Wang NJ, Gropen AM, Ogaard B. Risk factors associated with fluorosis in a nonfluoridated population in Norway. Community Dentistry and Oral Epidemiology 1997; 25: 396-401 Warren JJ, Levy SM. A review of fluoride dentifrice related to dental fluorosis. Pediatric Dentistry 1999; 21(4): 265-271 Weerheijm KL, Kidd EA, Groen HJ. The effect of fluoridation on the occurrence of hidden caries in clinically sound occlusal surfaces. Caries Research 1997; 31 (1): 30-34 Webb PM, Donald K. A report to the Brisbane City Council taskforce on the non-dental human health effects of water fluoridation. Department of Social and Preventive Medicine, University of Queensland, Brisbane, 1997 White DJ, Nelson DGA, Faller RV. Mode of action of fluoride: Application of new techniques and test methods of the examination of the mechanism of action of topical fluoride. Advances in Dental Research 1994 July; 8(2): 166-174. Whitford GM. Intake and metabolism of fluoride. Advances in Dental Research 1994 June; 8(1): 5-14 Wiktorsson AM, Martinsson T, Zimmerman M. Caries prevalence among adults in communities with optimal and low fluoride concentrations. Community Dentistry and Oral Epidemiology 1992; 20: 359-363 Wiktorsson AM, Martinsson T, Zimmerman M. Prevalence of fluorosis and other enamel defects related to caries among adults in communities with optimal and low water fluoride concentrations. Community Dental Health 1994 Jun; 11 (2): 75-78 Yoder KM, Mabelya L, Robison VA, et al. Severe dental fluorosis in a Tanzanian population consuming water with negligible fluoride concentration. Community Dentistry and Oral Epidemiology 1998 Dec; 26(6): 382-393 Zeiger E, Gulati DK, Kaur P, Mohamed AH, et al. Cytogenetic studies of sodium fluoride in mice. Mutagenesis 1994 Sep; 9 (5): 467-471 Zhao LB, et al. Effect of a high fluoride water supply on children’s intelligence. Fluoride 1996; 29: 190-192

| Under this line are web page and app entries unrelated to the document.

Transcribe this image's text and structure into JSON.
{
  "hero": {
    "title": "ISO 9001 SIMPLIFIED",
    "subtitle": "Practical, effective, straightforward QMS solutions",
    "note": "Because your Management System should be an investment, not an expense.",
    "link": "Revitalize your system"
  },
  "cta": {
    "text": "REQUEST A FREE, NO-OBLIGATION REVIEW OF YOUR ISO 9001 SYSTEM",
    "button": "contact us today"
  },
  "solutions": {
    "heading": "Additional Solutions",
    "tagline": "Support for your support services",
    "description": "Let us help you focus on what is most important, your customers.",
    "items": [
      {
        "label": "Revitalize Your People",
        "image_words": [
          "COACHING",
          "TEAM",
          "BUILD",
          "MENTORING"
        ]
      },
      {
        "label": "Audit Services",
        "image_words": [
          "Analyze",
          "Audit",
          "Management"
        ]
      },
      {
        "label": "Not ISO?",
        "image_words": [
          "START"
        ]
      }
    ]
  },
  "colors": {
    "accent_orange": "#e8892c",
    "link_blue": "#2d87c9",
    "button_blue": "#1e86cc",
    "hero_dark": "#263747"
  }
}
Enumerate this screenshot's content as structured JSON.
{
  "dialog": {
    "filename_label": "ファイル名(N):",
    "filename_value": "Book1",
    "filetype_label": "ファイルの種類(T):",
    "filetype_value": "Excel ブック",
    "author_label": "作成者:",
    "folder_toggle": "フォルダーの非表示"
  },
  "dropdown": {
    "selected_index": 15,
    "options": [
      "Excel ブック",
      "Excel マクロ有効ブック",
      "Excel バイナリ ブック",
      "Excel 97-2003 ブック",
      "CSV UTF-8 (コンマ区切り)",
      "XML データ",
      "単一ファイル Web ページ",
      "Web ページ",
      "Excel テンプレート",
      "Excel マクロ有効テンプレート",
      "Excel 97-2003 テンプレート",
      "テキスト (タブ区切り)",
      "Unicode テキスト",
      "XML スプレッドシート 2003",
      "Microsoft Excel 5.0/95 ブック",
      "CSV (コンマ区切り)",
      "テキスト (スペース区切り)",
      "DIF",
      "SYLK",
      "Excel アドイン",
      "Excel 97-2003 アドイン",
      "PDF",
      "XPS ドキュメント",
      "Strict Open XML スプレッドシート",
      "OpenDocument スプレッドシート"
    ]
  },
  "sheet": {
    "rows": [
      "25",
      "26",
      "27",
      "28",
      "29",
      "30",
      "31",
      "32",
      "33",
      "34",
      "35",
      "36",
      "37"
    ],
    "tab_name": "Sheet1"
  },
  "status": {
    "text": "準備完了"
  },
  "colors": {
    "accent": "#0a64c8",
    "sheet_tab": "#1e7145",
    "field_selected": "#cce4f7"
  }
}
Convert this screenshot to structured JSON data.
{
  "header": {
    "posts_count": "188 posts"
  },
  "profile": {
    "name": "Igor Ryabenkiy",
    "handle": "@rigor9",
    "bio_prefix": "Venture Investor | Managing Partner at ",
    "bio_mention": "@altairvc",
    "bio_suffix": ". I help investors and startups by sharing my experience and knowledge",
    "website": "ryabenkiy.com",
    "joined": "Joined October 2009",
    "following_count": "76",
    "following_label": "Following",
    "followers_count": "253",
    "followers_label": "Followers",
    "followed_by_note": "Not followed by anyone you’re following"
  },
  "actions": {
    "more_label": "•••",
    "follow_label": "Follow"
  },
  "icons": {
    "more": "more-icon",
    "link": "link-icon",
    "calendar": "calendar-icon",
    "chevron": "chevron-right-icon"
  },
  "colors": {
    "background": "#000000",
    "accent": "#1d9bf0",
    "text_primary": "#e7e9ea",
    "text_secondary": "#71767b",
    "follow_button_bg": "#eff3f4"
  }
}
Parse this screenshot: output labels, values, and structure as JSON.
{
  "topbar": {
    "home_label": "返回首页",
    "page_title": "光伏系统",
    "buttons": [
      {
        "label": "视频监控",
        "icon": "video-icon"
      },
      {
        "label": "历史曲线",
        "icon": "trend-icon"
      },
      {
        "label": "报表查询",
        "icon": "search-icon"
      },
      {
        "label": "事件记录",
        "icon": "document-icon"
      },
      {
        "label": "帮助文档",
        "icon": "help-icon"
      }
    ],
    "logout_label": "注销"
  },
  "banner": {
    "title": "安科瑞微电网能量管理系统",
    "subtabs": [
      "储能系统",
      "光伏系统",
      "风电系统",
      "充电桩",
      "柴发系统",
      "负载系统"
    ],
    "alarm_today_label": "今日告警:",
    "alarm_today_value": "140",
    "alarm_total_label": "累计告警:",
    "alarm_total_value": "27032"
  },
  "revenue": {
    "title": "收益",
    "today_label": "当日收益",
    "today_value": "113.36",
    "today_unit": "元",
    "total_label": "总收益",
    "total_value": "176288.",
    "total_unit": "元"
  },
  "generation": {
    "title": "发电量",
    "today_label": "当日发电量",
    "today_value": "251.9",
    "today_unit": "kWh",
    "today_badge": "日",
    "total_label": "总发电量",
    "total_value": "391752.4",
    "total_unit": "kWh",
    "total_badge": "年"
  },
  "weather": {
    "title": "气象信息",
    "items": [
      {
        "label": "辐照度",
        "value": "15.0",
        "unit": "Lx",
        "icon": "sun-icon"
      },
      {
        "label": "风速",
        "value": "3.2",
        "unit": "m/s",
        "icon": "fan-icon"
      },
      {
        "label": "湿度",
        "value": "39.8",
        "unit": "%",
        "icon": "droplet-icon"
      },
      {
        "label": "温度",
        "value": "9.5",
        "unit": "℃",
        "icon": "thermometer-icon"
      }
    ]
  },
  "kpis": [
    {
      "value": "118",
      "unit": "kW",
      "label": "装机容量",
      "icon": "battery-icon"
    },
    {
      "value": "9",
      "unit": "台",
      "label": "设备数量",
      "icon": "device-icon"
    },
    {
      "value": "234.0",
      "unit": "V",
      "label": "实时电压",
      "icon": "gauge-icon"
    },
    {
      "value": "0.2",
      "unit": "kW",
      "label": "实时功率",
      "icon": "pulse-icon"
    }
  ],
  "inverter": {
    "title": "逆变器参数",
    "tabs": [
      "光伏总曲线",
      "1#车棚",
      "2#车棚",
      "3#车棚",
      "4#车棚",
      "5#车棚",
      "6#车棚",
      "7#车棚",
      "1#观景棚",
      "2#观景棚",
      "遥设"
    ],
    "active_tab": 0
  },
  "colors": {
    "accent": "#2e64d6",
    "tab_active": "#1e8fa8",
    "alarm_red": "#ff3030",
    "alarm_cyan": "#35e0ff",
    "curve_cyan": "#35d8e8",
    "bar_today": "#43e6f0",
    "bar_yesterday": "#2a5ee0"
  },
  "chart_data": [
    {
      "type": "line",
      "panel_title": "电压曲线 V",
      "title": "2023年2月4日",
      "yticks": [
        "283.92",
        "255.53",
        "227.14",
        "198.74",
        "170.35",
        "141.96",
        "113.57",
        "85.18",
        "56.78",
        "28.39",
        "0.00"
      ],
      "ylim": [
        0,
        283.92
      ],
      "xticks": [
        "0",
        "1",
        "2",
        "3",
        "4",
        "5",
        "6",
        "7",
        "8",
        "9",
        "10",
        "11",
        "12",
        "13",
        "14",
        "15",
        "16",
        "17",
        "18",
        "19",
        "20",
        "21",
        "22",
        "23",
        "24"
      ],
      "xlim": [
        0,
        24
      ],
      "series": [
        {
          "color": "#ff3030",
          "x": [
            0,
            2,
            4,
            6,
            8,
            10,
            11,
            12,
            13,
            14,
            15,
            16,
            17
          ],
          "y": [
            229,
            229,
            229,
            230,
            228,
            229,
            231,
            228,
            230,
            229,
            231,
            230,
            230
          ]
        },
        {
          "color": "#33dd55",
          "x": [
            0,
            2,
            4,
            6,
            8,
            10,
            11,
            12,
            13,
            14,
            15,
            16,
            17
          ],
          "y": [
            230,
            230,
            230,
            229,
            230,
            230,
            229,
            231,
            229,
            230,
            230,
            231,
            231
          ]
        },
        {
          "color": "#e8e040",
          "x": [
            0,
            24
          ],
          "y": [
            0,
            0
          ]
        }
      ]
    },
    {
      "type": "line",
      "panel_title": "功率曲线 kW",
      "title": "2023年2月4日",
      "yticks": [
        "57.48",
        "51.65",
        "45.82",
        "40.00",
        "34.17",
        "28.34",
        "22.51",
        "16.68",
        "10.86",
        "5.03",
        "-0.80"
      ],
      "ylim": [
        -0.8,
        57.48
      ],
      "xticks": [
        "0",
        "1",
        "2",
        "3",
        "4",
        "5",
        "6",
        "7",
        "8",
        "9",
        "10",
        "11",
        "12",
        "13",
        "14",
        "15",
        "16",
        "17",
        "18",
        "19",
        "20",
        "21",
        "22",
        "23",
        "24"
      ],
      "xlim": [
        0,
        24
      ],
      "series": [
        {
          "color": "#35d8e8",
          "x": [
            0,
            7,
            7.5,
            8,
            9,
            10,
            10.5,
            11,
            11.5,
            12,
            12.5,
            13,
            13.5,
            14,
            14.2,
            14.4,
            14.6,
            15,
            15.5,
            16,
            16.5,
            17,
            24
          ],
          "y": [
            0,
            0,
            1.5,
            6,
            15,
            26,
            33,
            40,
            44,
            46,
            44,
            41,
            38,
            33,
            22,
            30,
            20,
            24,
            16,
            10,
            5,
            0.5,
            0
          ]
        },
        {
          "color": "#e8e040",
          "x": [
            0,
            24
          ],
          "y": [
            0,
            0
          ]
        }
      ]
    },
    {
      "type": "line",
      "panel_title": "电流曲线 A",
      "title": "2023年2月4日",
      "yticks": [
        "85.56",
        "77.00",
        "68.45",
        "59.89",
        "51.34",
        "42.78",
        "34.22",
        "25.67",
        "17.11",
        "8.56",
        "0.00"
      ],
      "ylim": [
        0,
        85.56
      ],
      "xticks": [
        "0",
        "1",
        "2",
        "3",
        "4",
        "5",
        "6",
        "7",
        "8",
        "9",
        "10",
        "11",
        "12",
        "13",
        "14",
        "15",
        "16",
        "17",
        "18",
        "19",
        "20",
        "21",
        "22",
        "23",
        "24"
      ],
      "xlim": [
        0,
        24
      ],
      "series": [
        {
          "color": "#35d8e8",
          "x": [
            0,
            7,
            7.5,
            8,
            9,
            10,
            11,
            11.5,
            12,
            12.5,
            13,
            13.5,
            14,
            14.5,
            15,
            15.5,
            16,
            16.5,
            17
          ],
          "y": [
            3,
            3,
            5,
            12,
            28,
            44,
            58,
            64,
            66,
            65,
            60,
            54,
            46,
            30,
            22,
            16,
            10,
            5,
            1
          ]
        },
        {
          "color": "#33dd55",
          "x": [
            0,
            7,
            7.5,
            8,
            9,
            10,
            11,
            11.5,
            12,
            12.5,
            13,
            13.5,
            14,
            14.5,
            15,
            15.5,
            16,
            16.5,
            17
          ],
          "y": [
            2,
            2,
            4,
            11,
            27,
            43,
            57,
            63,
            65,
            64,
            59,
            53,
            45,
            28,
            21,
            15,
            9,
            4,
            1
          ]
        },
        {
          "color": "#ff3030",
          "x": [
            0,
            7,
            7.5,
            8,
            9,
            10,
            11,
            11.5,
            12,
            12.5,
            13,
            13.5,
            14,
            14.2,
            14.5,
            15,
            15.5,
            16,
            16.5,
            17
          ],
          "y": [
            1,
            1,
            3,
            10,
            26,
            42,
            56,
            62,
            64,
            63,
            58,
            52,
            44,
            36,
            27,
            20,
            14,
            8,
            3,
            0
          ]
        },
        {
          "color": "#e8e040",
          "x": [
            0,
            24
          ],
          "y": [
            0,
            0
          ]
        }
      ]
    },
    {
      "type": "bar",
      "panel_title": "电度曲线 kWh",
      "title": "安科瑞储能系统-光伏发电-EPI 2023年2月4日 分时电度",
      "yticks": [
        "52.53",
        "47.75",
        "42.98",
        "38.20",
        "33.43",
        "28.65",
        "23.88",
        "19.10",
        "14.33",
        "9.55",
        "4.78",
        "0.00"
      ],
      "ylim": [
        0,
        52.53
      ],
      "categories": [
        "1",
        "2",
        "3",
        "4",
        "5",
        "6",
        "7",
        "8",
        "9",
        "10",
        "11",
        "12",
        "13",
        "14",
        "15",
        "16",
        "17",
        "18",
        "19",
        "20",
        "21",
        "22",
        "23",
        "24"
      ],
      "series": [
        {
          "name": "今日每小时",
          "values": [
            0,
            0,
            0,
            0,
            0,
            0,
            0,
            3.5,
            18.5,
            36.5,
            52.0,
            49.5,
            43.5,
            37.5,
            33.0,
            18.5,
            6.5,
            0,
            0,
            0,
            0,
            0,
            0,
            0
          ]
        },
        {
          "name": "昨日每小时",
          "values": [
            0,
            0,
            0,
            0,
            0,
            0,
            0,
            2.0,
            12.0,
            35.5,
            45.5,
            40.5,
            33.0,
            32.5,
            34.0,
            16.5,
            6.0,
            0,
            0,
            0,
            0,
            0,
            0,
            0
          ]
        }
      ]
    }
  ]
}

This action might not be possible to undo. Are you sure you want to continue?
We've moved you to where you read on your other device.
Get the full title to continue listening from where you left off, or restart the preview.